The Secretary of State said that the Government could not table a timetable motion that would facilitate the House of Commons to reach a decision, but he has tabled just such a motion today. It will facilitate the House to debate the views not of hon. Members, but of the House of Lords on seat belts. That shows that the Secretary of State has a total disregard for the rights of hon. Members. I do not make any distinction between Opposition and Government Back Benchers for this purpose. The Secretary of State has disregarded the rights of hon. Members to express their views. He should at least have allowed the House of Commons to come to a decision. However, when hereditary peers, or those appointed to another place, take a view, the right to have a debate is protected. Such issues have not arisen on any other guillotine debate in which I have been involved. That is why the guillotine motion is unreasonable.
I rise to support my right hon. Friend the Member for Barrow-in-Furness (Mr. Booth), if he will forgive me, on this issue. It is not a party political matter. It is a House of Commons matter. I would also ask Conservative Members to bear in mind the history and background of guillotines. All hon. Members know how and why they arise. In this case, however, my right hon. Friend has, I believe, proved his case.
The Government themselves say in their motion that Lords amendments Nos. 1 to 9 should be concluded at 5.30 pm. Obviously, they were under the impression when making that proposal that hon. Members would have begun their discussion at about 3.30 pm. We have not started at about 3.30 pm. Able and efficient though you are, Mr. Speaker, even you cannot ensure that our business begins at 3.30 pm. It is now 5 pm. Hon Members are now told, in effect, that the two hours originally to be allowed for discussing the nine amendments have been reduced to half an hour—or less than half an hour if my hon. Friend the Member for Bolsover (Mr. Skinner) starts interrupting.
Paragraph 6(6) of the supplemental order shows that the Government took precautions in providing that any time allocated by you, Mr. Speaker, to a motion for the Adjournment of the House under Standing Order No. 9 would have been allowed for. Why could not the. Government also have included wording to the effect that if Lords amendments Nos. 1 to 9 could not be allocated two hours before 5.30, time could be added? I do not think that any hon. Members would have objected.

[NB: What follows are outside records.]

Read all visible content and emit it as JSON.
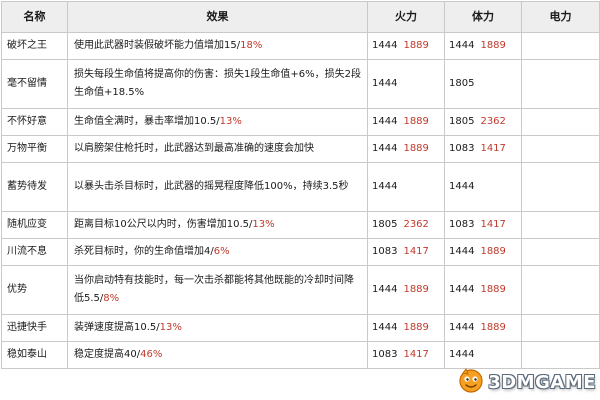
{
  "table": {
    "headers": {
      "name": "名称",
      "effect": "效果",
      "firepower": "火力",
      "stamina": "体力",
      "power": "电力"
    },
    "rows": [
      {
        "name": "破坏之王",
        "effect_text": "使用此武器时装假破坏能力值增加15/",
        "effect_hl": "18%",
        "fire": [
          "1444",
          "1889"
        ],
        "stamina": [
          "1444",
          "1889"
        ],
        "power": ""
      },
      {
        "name": "毫不留情",
        "effect_text": "损失每段生命值将提高你的伤害：损失1段生命值+6%，损失2段生命值+18.5%",
        "effect_hl": "",
        "fire": [
          "1444",
          ""
        ],
        "stamina": [
          "1805",
          ""
        ],
        "power": ""
      },
      {
        "name": "不怀好意",
        "effect_text": "生命值全满时，暴击率增加10.5/",
        "effect_hl": "13%",
        "fire": [
          "1444",
          "1889"
        ],
        "stamina": [
          "1805",
          "2362"
        ],
        "power": ""
      },
      {
        "name": "万物平衡",
        "effect_text": "以肩膀架住枪托时，此武器达到最高准确的速度会加快",
        "effect_hl": "",
        "fire": [
          "1444",
          "1889"
        ],
        "stamina": [
          "1083",
          "1417"
        ],
        "power": ""
      },
      {
        "name": "蓄势待发",
        "effect_text": "以暴头击杀目标时，此武器的摇晃程度降低100%，持续3.5秒",
        "effect_hl": "",
        "fire": [
          "1444",
          ""
        ],
        "stamina": [
          "1444",
          ""
        ],
        "power": ""
      },
      {
        "name": "随机应变",
        "effect_text": "距离目标10公尺以内时，伤害增加10.5/",
        "effect_hl": "13%",
        "fire": [
          "1805",
          "2362"
        ],
        "stamina": [
          "1083",
          "1417"
        ],
        "power": ""
      },
      {
        "name": "川流不息",
        "effect_text": "杀死目标时，你的生命值增加4/",
        "effect_hl": "6%",
        "fire": [
          "1083",
          "1417"
        ],
        "stamina": [
          "1444",
          "1889"
        ],
        "power": ""
      },
      {
        "name": "优势",
        "effect_text": "当你启动特有技能时，每一次击杀都能将其他既能的冷却时间降低5.5/",
        "effect_hl": "8%",
        "fire": [
          "1444",
          "1889"
        ],
        "stamina": [
          "1444",
          "1889"
        ],
        "power": ""
      },
      {
        "name": "迅捷快手",
        "effect_text": "装弹速度提高10.5/",
        "effect_hl": "13%",
        "fire": [
          "1444",
          "1889"
        ],
        "stamina": [
          "1444",
          "1889"
        ],
        "power": ""
      },
      {
        "name": "稳如泰山",
        "effect_text": "稳定度提高40/",
        "effect_hl": "46%",
        "fire": [
          "1083",
          "1417"
        ],
        "stamina": [
          "1444",
          ""
        ],
        "power": ""
      }
    ]
  },
  "watermark": {
    "text": "3DMGAME",
    "icon": "3dm-mascot-icon"
  },
  "colors": {
    "highlight": "#c0392b",
    "header_bg": "#eeeeee",
    "border": "#c9c9c9"
  }
}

I should like to ask you, Mr. Speaker, whether you would be prepared to accept a manuscript amendment from my right hon. Friend specifying that the originally expected time of two hours should be allowed on the first batch of Lords amendments. I assume that the timing for debates on the remaining Lords amendments would have to be altered which would upset all the dinner arrangements and cocktail parties of hon. Members. The Government should examine the matter. All hon. Members know that the Government manoeuvre and manipulate these things. A question or a statement is often arranged. It is often welcomed when a matter is put off from Monday to Tuesday. I do not believe that any Government should be allowed to get away with what has happened today. It deprives Back Benchers of the limited rights that they possess. The Government should be opposed.